Emboss Star is Kazumicihi Komatsu's first album under his own name. Local to Kyoto, and formerly known as Madegg, Kazumichi uses the occasion of his latest album to shuck the shell of pretense surrounding the presentation of pop music in approaching it from a purely sensory and psychoacoustic perspective. Specifically, Emboss Star is an examination of the way that sound effects memory and emotion when it is played back over itself and layered to generate a sense of acoustics resonating through space. This concerted inquest and interrogative approach ironically enables a richer emotional experience of the music than can be encountered through nearly all conventional pop music presently climbing the charts (at least in the US).
Compositions like "Emory" convey the sense of receiving a phone call from a friend in a dream; the words being spoken to you are nearly unintelligible and their literal meaning melts like wax before a flame as soon as they alight your ears, but the warmth of the impression of reassurance that the conversation leaves you with is incontrovertible. This dialectic between sensation and cognition is revisited on the piano lead "Orca," only in the opposite direction, where rosy but cautious tones quibble with electronic feedback and chortles as they attempt to dredge you out of a state of reverie and return you to the waking world. Most of the tracks on Emboss Star have a hypnagogic dimension to them, either in structure, or texture, or both. Even the conventionally pop-oriented "Umi Ga Kikoeru" swelters in a kind of vision-trance and delirious haze, its tropical rhythms and breezy duets blending with fluid, oneiric sense-perceptions like the fragrance of the changing seasons mixing with the scent of wind in fall.

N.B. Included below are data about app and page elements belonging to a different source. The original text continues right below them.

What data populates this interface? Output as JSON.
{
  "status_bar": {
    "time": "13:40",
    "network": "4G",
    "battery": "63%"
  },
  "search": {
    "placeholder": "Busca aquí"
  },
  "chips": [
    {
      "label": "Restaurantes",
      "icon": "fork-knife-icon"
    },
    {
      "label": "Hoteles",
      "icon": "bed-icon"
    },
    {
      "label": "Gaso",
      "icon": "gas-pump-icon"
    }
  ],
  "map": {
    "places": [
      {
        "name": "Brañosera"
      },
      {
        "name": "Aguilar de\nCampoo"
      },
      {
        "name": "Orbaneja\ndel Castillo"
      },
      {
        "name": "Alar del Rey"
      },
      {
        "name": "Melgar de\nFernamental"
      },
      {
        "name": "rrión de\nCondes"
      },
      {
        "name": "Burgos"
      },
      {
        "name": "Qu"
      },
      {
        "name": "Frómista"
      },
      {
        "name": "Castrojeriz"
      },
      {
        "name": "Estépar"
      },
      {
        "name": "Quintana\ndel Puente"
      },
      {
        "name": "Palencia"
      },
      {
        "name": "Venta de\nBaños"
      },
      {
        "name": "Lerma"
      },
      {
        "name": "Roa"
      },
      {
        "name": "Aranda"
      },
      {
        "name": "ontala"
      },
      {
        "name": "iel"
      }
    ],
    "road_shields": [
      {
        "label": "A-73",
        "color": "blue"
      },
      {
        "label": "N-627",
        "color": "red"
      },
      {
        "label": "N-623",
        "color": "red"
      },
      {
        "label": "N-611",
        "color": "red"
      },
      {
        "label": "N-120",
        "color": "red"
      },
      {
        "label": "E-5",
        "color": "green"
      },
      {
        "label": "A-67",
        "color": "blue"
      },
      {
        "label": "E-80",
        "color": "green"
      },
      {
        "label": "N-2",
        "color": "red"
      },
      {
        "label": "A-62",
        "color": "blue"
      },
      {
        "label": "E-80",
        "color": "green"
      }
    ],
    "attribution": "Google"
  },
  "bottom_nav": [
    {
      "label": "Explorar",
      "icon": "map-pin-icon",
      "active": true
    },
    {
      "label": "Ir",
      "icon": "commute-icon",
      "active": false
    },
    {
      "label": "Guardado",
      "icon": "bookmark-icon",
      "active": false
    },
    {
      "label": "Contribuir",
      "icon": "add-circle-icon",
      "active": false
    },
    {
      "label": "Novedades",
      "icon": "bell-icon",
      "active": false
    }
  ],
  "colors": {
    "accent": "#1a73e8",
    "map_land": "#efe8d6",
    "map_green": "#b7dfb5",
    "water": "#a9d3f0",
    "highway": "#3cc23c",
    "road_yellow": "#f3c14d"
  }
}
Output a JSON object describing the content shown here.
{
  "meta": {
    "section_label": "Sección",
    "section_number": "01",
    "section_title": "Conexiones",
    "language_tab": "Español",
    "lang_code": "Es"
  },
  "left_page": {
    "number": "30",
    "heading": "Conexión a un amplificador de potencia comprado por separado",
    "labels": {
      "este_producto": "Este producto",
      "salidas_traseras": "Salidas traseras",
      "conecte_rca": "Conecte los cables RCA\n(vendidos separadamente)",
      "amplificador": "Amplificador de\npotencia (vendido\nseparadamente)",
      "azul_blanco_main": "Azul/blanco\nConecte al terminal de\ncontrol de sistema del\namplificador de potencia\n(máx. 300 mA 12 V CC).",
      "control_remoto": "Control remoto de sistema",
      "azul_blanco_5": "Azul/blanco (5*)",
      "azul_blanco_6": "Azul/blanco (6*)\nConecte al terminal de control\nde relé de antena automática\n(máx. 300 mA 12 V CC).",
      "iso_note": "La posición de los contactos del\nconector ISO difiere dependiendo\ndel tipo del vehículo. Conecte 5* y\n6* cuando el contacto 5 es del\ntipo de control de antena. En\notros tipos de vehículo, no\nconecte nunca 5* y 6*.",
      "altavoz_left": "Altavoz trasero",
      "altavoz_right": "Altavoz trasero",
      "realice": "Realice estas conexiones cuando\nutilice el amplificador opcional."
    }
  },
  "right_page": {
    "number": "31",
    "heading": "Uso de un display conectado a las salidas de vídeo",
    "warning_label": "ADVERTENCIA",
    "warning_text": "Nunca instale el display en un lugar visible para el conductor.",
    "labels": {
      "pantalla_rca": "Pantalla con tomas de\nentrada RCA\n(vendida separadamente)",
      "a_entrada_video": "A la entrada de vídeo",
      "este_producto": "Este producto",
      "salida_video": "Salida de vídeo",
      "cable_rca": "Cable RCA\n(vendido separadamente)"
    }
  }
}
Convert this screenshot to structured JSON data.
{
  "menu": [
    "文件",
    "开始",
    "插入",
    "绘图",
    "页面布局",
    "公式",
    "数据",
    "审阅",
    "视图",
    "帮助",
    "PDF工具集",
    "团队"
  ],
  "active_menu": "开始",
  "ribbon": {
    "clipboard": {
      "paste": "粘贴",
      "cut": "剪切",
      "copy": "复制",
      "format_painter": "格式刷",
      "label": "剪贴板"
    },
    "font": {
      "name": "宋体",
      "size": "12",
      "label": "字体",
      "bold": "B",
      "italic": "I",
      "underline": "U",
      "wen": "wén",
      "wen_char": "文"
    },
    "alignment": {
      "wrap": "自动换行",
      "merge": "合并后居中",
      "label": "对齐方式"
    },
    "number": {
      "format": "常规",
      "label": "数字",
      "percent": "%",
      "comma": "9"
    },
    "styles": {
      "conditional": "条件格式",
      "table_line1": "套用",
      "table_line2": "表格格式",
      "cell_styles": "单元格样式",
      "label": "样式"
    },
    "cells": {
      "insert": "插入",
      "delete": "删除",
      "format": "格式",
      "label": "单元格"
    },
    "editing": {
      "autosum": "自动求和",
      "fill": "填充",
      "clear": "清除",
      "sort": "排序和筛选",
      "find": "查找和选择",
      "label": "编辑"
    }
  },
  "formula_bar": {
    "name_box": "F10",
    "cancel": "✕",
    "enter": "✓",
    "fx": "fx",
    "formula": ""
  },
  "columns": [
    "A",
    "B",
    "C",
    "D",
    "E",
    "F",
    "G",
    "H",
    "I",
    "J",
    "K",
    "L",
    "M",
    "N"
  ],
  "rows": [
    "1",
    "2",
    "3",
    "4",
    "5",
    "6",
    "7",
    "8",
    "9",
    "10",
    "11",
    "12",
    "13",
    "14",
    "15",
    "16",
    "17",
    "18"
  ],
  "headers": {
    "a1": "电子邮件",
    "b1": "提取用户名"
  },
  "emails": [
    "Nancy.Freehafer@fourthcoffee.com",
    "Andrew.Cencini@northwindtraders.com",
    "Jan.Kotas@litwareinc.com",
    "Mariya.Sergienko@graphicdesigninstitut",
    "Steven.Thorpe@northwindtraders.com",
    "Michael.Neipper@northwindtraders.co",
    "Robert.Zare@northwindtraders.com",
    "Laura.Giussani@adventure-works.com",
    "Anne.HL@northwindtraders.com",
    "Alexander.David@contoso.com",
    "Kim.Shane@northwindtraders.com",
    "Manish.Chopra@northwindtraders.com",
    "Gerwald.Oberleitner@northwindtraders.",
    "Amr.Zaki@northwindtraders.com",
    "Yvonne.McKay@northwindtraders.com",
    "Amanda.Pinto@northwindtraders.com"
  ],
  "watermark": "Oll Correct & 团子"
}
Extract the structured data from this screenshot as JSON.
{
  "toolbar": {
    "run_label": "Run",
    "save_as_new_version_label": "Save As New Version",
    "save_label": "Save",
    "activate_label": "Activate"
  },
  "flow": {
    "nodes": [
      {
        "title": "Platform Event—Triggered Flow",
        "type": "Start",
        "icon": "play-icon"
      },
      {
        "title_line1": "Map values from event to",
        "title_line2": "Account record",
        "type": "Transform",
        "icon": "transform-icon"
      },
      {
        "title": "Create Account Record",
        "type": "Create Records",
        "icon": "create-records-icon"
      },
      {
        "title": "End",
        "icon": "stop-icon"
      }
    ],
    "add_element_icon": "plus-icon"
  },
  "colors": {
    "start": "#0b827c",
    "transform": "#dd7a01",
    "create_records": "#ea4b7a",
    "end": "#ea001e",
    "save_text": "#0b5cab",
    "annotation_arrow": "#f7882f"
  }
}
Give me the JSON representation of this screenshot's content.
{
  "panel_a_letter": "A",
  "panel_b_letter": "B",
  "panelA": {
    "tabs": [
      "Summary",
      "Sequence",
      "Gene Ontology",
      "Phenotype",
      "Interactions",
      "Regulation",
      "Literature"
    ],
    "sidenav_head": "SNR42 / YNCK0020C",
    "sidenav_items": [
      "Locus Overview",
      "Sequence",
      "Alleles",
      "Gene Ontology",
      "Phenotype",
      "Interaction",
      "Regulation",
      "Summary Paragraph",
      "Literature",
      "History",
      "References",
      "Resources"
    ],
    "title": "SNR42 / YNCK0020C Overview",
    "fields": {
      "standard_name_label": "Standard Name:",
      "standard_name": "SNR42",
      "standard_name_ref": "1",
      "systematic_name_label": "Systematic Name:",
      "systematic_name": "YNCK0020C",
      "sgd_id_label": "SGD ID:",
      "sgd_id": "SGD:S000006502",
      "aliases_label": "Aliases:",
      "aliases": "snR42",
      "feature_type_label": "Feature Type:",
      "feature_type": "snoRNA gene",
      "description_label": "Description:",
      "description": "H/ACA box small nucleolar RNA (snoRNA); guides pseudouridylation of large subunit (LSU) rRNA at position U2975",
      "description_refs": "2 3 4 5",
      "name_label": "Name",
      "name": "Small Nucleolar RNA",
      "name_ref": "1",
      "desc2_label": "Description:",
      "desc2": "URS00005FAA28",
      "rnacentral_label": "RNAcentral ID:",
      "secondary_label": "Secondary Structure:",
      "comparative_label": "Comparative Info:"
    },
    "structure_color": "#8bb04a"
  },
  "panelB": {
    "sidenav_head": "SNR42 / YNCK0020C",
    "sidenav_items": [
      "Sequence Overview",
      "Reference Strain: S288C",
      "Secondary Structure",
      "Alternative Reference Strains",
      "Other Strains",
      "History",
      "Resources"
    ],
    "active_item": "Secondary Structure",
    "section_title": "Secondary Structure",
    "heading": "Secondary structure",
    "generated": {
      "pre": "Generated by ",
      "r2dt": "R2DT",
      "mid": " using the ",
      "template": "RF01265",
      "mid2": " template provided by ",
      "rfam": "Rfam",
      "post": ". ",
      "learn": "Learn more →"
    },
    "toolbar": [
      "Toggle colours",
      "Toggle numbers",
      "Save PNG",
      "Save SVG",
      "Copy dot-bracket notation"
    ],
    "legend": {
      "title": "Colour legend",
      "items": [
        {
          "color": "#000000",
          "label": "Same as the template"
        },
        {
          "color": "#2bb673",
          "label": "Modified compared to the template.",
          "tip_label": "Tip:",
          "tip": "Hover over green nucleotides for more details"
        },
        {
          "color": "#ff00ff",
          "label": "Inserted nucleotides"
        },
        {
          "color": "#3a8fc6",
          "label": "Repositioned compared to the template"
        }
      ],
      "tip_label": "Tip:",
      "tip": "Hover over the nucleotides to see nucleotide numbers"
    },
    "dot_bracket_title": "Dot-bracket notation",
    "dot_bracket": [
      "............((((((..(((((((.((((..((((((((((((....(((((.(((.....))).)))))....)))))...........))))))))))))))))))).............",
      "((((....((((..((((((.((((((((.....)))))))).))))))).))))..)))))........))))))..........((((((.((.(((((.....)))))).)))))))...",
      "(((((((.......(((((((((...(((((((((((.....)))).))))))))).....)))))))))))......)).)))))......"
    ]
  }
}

What I think works well about Emboss Star is not just the skill with which it is weaved from the fabric of dreams, but the straightforward way it approaches its mission. The album acknowledges that all pop music intends to evoke a reaction from its audience, that when it succeeds, it is capable of manipulating mood and memory through sound. Kazumicihi's efforts elicit your assistance in the study of such a phenomenon, acknowledging the role that you always play as a listener in giving consequence to sound and elevating your position to its rightful role of collaborator.